Over at 2am theatre Trisha wrote this post on the benefits of dynamic pricing that merits a response.
A quick primer: This is how she defines dynamic pricing -
Under this model, you advertise your lowest regular adult price, with the phrase “Starts at $XX.” Then you make sure the lowest advertised price requires them to buy early, come to the least popular performance night and sit in the very visible but not very good seats right up front on the side.
If they want a better night, a better seat, or the chance to wait until the last minute, it will cost them more. And if you haven’t advertised your additional prices in advance, you can adjust these numbers on the fly, experimenting until you find the right price breaks for this audience for this particular show.
About 2 years ago dynamic pricing became the big idea. I can remember sitting in a conference session and hearing a presenter brag about how he got this idea from the airline industry.
The airline industry.
Think about that for a second.
The airline industry is probably one of the most disliked industries in America. There are like 2 profitable airlines and the rest are one step away from Chapter 11.
*This* is where we want to get our ideas?
I understand the concept of dynamic pricing and I understand why its so attractive. The performing arts are expensive, donations and other forms of contributed revenue are on the slide, so there is a certain logic to finding the ideal price/demand ratio.
But it worries me a bit when people talk about pricing models that could easily add another $10-$15 to a ticket with such . . . enthusiasm. Particularly when many of us work in nonprofit arts organizations.
The question isn't whether you can use dynamic pricing. Of course you can. The question is SHOULD you use dynamic pricing and that strikes me as a much more complex conversation that raises difficult questions:
What message are we sending to the public when we do that sort of thing?
Could dynamic pricing undercut the "case for support" that many nonprofits use to solicit contributed income?
How does your audience change when you put dynamic pricing into place?
The whole concept just feels like a mixed message to me. On one hand we are determined not to let someone pay $1 less for a ticket then the ratio says they should.
On the other hand we are community organizations that depend on generosity and goodwill to make our way.
Again, I understand the reasons for dynamic pricing.

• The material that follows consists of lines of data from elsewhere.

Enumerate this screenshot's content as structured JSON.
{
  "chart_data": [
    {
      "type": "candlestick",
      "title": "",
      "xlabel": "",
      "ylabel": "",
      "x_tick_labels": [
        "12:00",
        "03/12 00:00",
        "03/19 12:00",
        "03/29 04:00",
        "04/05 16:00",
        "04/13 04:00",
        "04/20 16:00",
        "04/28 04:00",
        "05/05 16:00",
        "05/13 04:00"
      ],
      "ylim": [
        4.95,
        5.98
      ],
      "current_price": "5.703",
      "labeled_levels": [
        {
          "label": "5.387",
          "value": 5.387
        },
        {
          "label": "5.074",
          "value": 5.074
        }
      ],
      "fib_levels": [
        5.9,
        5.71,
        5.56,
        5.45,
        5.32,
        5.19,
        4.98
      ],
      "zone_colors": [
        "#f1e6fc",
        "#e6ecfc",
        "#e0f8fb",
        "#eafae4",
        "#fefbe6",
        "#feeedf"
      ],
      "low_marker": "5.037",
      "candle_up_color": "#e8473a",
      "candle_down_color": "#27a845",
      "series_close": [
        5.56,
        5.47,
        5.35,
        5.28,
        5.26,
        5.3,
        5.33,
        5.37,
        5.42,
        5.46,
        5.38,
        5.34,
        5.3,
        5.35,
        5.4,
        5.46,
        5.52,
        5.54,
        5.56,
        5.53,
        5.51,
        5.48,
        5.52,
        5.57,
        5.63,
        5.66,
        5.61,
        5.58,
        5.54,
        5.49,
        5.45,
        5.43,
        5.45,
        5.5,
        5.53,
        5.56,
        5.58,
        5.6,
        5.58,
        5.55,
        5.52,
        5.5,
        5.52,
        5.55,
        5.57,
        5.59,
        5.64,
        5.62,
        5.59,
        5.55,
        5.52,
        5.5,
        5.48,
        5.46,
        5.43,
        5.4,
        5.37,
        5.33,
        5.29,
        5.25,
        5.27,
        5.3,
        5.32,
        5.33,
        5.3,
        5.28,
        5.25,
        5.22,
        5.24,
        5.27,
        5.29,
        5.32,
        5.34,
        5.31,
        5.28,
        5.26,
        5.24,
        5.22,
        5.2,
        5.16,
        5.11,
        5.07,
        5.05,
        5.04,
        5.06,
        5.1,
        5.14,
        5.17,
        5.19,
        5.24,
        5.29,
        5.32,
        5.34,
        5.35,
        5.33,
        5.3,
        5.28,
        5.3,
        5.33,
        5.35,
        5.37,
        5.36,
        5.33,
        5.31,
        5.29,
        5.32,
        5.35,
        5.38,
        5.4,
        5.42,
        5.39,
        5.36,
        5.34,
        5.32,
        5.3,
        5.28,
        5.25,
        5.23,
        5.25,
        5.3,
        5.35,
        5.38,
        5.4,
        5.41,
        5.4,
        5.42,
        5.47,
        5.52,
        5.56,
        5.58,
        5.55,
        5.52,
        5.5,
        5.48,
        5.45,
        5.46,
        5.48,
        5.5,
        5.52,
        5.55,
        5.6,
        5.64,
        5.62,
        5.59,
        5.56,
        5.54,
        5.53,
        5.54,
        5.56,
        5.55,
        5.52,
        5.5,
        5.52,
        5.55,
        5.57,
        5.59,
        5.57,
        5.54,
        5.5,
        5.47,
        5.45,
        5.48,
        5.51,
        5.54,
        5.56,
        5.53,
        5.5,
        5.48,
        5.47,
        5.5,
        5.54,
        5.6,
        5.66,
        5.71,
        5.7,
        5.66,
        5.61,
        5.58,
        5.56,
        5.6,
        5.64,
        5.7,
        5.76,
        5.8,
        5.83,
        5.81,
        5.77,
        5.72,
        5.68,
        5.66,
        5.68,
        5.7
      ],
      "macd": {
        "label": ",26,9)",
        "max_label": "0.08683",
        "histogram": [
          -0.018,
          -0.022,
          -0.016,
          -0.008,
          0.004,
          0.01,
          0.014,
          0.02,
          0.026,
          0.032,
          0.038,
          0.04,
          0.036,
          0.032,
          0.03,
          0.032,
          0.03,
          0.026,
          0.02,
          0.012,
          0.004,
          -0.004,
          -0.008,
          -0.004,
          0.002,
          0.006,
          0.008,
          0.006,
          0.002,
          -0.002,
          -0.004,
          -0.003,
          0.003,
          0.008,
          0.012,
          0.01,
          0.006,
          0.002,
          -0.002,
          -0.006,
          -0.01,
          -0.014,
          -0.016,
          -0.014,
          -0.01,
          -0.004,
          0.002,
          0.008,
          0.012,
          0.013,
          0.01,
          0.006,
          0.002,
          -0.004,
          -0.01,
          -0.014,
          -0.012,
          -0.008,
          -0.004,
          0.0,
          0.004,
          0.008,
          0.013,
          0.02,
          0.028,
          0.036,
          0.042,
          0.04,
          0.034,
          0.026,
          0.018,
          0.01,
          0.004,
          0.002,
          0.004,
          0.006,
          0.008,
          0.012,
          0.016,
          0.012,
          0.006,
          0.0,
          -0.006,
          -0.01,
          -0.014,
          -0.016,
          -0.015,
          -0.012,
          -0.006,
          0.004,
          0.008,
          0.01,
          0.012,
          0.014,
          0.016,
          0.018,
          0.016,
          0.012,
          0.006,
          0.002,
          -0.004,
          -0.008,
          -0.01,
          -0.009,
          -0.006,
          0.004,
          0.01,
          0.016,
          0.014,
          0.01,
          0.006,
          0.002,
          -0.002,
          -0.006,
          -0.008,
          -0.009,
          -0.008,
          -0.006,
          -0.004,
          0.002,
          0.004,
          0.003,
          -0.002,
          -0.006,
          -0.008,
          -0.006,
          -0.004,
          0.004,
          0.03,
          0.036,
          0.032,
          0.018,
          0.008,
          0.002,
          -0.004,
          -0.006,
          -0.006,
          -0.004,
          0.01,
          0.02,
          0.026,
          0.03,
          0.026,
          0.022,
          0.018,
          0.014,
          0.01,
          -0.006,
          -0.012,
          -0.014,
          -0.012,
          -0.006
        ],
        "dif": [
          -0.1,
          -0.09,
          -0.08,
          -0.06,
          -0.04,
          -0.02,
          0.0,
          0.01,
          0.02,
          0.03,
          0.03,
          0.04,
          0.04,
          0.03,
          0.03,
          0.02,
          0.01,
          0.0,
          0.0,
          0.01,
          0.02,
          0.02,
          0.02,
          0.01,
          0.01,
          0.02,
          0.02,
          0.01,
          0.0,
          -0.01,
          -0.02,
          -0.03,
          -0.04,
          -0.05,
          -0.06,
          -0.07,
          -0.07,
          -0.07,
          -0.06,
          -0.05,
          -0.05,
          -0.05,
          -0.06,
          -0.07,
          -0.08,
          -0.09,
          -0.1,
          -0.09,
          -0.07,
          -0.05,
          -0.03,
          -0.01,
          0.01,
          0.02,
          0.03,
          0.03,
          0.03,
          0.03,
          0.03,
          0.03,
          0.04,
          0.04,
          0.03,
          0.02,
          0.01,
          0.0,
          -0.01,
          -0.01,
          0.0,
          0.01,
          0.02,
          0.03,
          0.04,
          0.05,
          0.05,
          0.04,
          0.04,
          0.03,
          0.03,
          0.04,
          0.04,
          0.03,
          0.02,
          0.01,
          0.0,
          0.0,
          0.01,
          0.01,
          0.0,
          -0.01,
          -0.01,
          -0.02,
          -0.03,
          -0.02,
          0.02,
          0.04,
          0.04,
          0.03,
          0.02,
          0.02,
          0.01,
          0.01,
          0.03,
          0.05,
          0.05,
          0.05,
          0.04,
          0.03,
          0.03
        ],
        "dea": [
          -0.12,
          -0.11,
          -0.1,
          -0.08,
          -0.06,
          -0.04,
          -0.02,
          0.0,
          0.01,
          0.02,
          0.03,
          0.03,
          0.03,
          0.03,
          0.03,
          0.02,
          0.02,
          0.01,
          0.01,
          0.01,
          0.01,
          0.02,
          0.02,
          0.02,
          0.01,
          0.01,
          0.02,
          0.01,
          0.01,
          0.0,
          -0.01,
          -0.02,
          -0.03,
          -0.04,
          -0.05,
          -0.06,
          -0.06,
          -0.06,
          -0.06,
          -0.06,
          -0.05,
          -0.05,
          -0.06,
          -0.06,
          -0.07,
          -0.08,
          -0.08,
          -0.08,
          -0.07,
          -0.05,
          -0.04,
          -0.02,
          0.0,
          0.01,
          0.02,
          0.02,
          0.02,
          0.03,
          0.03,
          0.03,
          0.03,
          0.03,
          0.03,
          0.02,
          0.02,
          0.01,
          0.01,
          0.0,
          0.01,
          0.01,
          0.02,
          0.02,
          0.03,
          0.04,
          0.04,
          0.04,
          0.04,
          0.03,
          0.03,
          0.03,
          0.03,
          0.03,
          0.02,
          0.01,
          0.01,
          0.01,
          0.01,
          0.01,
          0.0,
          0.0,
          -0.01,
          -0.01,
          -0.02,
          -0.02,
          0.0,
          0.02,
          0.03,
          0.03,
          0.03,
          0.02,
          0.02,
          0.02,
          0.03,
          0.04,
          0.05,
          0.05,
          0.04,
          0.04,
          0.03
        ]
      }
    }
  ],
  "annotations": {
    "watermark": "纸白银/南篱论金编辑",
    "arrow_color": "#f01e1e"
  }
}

I'm not some kid standing outside the circle throwing spitballs. I've devoted my career to helping artists generate more revenue from their art. But dynamic pricing seems like ones of those things that could easily slide off the rails and turn an organization into something they never intended on becoming.
I've heard advocates of dynamic pricing say things like:
"Nobody is going to notice the difference."
"It's just a few extra dollars."
"If they can pay, they should pay."
And I'm pretty sure the people saying that didn't come into the field hoping that one day those sorts of words would be coming out their mouths.
So I'm going to suggest that you be VERY cautious when using dynamic pricing and that you really consider the long term implications. If you look at it carefully and decide it's right for you then knock yourself out.
Just be sure you're doing the right thing . . . and not just the easy thing.